Lifting his head again, turning to his right, he addressed Mark Stafford. “Mr Chairman, my report today is brief for two reasons. Firstly, I’m still in a settling-in period, and secondly, the number of outstanding issues at present is not high. However, I would like it to be noted that my section will be attending the forthcoming Cross Border Pollution Treaty discussions, the Trans-national Mission on Global Warming and the most important, the International Whaling Commission’s Annual General Meeting. I am particularly interested in the remit on research killing. I look forward to coordinating our efforts with other campaign committees and will report in more detail at future meetings. That is all Mr Chairman.” Pushing himself back from the table, Graham returned his gaze to the head table.

“Brief reports are always appreciated. Thank you Graham,” Mark Stafford noted with a twinkle in his eye, “we look forward to your input at future meetings.” Closing his agenda file, he announced, “Right. If there is no further business I suggest we take lunch.”

Chapter One - Scene 3

Southern Ocean Early March

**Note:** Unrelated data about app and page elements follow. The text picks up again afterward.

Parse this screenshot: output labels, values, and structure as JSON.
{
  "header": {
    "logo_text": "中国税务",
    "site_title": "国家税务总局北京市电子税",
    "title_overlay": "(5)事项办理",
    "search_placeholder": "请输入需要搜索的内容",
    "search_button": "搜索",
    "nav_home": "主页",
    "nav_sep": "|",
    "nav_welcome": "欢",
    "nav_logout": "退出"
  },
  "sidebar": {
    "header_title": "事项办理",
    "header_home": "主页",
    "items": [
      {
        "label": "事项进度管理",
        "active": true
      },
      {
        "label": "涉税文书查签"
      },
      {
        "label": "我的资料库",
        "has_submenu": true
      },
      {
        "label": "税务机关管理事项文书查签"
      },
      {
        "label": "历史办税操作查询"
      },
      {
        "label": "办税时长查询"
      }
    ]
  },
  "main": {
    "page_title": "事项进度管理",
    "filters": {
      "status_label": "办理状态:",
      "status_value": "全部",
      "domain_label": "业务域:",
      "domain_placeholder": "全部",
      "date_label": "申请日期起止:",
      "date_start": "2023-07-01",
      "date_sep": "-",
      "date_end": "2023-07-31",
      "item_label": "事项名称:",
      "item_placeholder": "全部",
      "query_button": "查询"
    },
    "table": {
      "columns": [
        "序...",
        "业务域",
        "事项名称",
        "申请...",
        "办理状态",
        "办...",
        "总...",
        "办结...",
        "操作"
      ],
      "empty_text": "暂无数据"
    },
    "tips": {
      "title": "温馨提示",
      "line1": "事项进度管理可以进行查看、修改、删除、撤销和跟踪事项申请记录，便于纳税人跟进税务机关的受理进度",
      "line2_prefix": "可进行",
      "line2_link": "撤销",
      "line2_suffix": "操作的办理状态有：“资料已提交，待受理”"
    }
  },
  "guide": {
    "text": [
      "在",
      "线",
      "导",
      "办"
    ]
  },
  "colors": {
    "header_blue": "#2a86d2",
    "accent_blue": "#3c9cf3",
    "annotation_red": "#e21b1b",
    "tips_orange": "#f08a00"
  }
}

FEEDING on schools of fish and squid, which had the misfortune to cross his migratory path, the large bull swam without haste. Leaving the frigid Antarctic, he was on his solitary annual pilgrimage to the harem, which awaited him North of the equator.
Diving, he scooped up squid and octopus from the sea floor, crushing and swallowing them in his huge mouth. Other floor dwellers drew back into dark crevices and remained immobile, while his immense presence passed lazily overhead. The seemingly unmoving ocean was momentarily in turmoil as he made a downward movement with his enormous and powerful tail. As his dark bulk disappeared into the lightless distance, his would-be prey began to emerge from their hiding-places, buffeted by the curls of current.
And so it was that during early March, at the end of the Southern Hemisphere summer, he continued his journey, propelling his streamlined fish-shaped body by fins and flukes in effortless grace.
Driven by a millennia-old instinct, he was unaware of the impending drama that was about to turn the hunter into the hunted.